VIANOPS looks at data from both a macro and micro lens to give users the best complete picture of how the model is running and what it’s producing. The platform monitors huge amounts of data points going beyond surface-level analysis and manages granular model monitoring.

VIANOPS Scalability in Validating and Governing Models

Validating and governing machine learning models at scale means the models are accurate, reliable, and follow ethical and regulatory standards. The data that goes into training ML models must be complete, correct, and consistent in order for the model to perform as it is intended.

As the model goes into production, it also must be validated. An MLOps platform should help data scientists and MLOps teams assess the model’s performance by evaluating the recent production data to ensure it meets the desired thresholds. Additionally, various risk metrics like data drift, data quality, bias & fairness, privacy, security and etc are to be analyzed to ensure risk compliance.

Automated tools like VIANOPS support manual reviews and human oversight from data scientists and MLOps teams to ensure successful validation governance at scale. The process is iterative, with continuous improvement based on feedback from real-world data and user input. By following robust validation and governance practices, organizations can build reliable and trustworthy machine-learning systems that provide value while minimizing risks.

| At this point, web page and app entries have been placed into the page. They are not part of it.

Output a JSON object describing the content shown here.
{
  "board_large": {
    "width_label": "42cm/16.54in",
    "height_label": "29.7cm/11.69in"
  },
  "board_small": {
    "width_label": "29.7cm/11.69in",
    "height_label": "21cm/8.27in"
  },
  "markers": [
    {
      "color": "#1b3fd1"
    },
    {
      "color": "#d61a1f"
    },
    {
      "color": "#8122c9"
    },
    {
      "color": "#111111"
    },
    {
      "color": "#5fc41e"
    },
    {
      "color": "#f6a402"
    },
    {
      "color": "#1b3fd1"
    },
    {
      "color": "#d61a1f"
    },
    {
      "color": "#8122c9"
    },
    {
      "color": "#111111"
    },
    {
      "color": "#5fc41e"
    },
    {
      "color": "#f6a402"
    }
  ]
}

The VIANOPS platform is unique in that it can run risk and performance analysis on a new model. By using real-time production data on the new model compared to the current model in production, VIANOPS can identify new risks and generate automatic reports with the right insights and recommendations to update and deploy the best-performing model.

VIANOPS Harnessing Scalable Machine Learning

VIANOPS is here for enterprises looking to scale machine learning operations affordably.

Traditional ML tools are not designed for the immense kind of scale we are dealing with in today’s machine learning models.

VIANOPS optimizes our tools to reduce the overall cost of our models with speeds 1,000 to 10,000 times faster than some popular, large-scale data processing tools at the same cost. This leads to more tangible business outcomes for those utilizing our tools and makes them more accessible.

Reach out for questions or if you would like to get in touch to learn more about how we can help your business’s ML operations or try VIANOPS for free, to experience scale first-hand.